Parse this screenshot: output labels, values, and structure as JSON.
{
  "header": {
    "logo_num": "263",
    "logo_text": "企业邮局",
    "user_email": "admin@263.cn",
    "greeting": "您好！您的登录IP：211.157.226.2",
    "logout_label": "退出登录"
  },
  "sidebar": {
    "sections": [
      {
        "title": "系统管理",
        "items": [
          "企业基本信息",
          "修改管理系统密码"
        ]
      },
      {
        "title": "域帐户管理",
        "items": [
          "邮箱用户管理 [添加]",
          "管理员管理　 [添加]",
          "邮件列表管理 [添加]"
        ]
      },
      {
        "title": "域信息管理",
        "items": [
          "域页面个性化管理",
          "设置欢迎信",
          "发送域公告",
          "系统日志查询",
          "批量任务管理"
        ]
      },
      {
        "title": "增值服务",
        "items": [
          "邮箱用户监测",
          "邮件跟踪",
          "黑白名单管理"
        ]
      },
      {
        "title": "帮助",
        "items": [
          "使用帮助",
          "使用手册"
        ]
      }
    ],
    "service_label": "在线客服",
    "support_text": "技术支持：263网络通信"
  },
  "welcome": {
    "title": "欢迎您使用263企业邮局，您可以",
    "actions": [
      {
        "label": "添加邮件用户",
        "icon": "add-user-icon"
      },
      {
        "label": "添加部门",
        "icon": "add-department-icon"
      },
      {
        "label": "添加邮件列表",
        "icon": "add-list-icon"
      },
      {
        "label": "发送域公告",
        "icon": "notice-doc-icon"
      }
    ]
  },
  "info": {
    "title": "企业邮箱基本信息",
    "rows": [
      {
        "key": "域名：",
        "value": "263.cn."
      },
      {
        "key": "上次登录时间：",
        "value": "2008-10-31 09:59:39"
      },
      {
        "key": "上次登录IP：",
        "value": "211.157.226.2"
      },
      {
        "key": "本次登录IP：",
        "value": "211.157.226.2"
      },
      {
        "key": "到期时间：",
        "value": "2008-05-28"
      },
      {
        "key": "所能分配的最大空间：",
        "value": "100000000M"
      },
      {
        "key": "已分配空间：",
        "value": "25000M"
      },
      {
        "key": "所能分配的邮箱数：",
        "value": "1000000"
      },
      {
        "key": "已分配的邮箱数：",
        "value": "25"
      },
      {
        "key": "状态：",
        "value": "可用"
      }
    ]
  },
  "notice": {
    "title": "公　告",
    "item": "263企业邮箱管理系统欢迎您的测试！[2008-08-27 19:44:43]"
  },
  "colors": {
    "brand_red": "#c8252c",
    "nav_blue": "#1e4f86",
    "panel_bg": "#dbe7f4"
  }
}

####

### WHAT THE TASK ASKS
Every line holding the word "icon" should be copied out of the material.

### THE COMPLETED TASK
        "icon": "add-user-icon"
        "icon": "add-department-icon"
        "icon": "add-list-icon"
        "icon": "notice-doc-icon"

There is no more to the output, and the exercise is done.